(WHAT YOU WILL DO): Please say how many lines in the entries below hold the string "this", with no other words.

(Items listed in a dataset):
[Start of Attachment]
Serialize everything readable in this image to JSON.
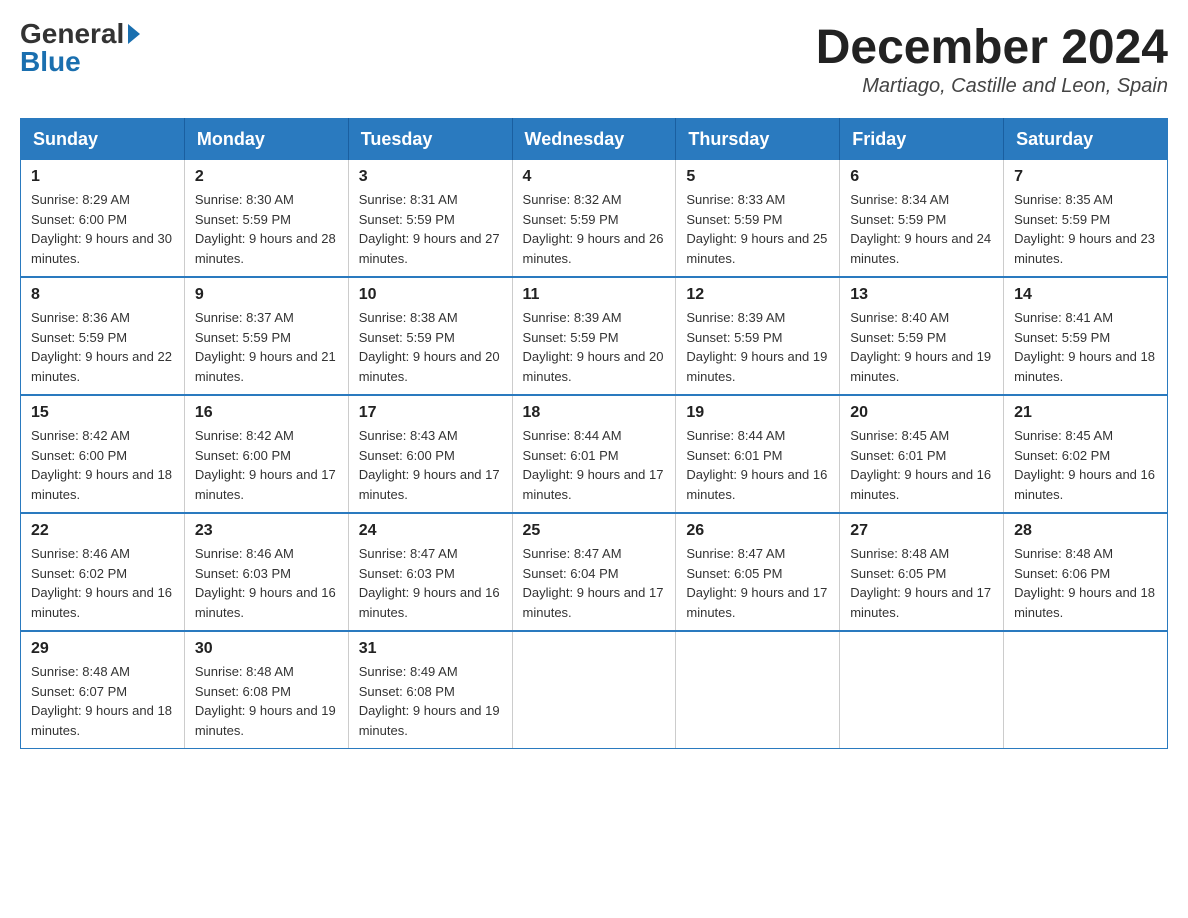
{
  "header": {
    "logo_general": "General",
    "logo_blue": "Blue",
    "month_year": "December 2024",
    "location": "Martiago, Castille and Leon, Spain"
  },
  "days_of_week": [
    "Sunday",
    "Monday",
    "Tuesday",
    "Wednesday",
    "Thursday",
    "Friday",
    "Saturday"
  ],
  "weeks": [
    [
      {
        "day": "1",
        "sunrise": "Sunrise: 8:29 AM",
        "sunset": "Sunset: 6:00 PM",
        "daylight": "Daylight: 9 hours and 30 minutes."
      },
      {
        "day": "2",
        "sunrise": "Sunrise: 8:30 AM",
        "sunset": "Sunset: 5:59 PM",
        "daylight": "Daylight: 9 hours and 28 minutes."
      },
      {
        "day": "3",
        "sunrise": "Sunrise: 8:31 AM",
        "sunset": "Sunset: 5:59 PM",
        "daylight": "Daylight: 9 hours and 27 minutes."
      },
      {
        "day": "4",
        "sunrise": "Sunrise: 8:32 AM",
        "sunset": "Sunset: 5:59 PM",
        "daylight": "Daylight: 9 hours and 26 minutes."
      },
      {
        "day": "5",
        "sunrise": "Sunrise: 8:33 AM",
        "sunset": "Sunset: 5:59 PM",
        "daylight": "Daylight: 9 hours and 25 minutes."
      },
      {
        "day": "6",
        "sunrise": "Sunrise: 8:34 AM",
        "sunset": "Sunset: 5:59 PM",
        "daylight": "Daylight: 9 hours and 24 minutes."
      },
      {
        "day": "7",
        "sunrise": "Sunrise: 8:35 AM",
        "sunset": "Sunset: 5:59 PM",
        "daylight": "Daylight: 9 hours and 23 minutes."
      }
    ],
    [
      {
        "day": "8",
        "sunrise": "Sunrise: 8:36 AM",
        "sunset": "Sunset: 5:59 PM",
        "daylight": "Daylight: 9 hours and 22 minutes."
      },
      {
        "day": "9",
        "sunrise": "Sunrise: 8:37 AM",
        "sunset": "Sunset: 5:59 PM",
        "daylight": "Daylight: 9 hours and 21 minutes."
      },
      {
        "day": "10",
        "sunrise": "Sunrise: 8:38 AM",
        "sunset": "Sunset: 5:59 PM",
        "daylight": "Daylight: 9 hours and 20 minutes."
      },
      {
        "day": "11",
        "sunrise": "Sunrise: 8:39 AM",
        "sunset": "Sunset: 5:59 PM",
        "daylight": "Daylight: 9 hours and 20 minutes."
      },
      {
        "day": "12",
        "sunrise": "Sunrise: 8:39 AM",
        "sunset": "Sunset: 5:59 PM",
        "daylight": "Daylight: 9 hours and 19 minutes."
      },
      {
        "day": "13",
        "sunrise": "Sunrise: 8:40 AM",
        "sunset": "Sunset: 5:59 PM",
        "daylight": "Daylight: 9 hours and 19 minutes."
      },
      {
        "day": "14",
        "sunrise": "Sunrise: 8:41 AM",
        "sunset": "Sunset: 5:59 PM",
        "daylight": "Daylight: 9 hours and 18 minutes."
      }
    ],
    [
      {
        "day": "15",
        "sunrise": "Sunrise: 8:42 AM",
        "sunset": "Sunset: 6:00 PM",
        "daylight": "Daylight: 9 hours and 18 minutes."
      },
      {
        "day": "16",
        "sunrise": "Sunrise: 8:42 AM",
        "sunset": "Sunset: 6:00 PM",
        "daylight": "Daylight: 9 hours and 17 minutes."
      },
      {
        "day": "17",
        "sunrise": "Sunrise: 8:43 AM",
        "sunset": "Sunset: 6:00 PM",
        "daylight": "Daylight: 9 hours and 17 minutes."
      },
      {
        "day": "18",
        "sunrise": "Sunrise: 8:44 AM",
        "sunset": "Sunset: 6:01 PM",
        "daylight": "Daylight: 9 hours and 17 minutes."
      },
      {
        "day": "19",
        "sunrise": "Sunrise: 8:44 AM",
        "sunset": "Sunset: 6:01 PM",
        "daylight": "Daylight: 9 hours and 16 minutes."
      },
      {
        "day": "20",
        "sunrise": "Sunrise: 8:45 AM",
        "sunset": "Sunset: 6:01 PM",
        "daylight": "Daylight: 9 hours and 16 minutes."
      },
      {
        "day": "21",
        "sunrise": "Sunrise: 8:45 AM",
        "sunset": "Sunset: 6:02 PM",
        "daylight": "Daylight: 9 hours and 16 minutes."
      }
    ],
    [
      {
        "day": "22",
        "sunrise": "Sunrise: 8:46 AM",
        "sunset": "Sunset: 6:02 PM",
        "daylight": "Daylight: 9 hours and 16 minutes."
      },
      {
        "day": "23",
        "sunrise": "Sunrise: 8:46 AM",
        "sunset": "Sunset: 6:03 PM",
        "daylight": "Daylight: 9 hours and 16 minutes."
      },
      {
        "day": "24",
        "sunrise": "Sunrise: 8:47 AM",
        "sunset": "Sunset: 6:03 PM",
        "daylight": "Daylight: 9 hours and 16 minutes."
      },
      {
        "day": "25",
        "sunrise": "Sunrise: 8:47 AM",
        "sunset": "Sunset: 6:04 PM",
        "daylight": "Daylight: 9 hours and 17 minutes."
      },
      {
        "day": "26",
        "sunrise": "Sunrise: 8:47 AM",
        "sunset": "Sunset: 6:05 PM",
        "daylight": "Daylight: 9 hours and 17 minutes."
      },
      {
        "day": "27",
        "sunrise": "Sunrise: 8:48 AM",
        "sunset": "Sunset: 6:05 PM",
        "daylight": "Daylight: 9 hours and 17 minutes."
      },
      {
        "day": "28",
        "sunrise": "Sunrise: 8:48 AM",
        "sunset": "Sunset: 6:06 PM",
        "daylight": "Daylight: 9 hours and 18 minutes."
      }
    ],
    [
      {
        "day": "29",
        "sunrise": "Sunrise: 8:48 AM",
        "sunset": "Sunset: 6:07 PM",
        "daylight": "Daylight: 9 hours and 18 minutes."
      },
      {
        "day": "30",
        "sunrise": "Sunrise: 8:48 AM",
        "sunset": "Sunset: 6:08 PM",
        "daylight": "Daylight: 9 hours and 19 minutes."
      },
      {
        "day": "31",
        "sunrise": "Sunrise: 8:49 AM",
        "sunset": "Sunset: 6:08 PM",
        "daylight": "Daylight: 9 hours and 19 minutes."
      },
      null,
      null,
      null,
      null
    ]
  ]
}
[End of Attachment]
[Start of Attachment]
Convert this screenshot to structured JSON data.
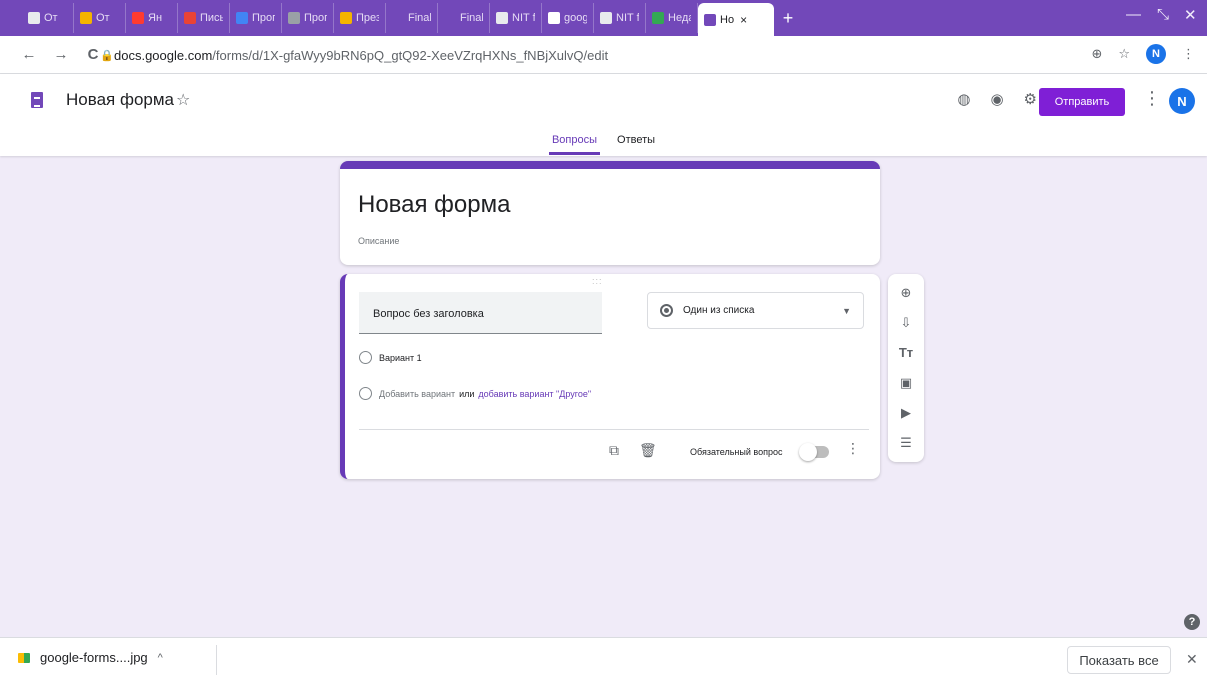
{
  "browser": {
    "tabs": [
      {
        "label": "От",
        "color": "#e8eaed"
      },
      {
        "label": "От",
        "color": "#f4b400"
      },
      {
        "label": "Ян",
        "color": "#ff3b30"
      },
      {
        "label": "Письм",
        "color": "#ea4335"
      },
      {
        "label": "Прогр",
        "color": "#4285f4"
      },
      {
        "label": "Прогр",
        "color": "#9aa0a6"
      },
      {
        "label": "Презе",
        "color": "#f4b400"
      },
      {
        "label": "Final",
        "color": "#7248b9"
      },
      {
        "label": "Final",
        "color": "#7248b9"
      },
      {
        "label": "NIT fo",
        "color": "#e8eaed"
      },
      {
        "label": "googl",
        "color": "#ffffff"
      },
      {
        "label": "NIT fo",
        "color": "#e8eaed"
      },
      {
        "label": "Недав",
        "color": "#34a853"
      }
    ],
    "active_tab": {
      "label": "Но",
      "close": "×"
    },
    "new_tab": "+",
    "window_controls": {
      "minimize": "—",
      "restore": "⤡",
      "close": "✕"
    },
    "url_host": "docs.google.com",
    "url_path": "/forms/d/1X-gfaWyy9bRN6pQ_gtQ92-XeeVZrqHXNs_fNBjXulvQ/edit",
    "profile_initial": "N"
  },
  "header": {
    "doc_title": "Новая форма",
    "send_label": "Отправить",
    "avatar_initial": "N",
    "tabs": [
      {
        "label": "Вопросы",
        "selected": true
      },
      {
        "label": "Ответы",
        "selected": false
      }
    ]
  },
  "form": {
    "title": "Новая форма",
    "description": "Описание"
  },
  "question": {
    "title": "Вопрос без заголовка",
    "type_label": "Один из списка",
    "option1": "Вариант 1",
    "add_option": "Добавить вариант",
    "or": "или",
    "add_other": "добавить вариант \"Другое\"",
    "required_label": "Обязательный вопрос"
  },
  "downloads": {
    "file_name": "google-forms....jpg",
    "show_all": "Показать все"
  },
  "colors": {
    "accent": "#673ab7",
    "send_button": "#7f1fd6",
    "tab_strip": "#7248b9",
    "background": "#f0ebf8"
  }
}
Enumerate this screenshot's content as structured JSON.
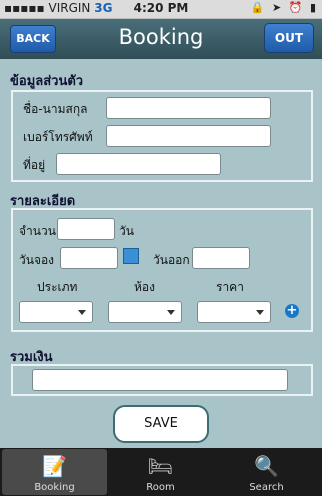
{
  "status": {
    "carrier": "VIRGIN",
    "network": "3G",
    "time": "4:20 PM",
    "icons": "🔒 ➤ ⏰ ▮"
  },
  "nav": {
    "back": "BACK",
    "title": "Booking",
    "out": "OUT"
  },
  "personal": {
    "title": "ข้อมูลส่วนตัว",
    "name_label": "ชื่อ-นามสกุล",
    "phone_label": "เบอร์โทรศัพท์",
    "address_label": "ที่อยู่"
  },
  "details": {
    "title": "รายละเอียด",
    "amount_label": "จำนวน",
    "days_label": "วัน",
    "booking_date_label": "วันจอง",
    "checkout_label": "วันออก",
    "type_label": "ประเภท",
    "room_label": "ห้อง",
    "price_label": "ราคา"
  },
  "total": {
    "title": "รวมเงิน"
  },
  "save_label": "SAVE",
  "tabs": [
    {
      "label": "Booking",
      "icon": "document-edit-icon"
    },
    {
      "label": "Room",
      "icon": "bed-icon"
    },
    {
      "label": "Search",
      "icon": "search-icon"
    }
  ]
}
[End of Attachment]
(RESPONSE AREA): 3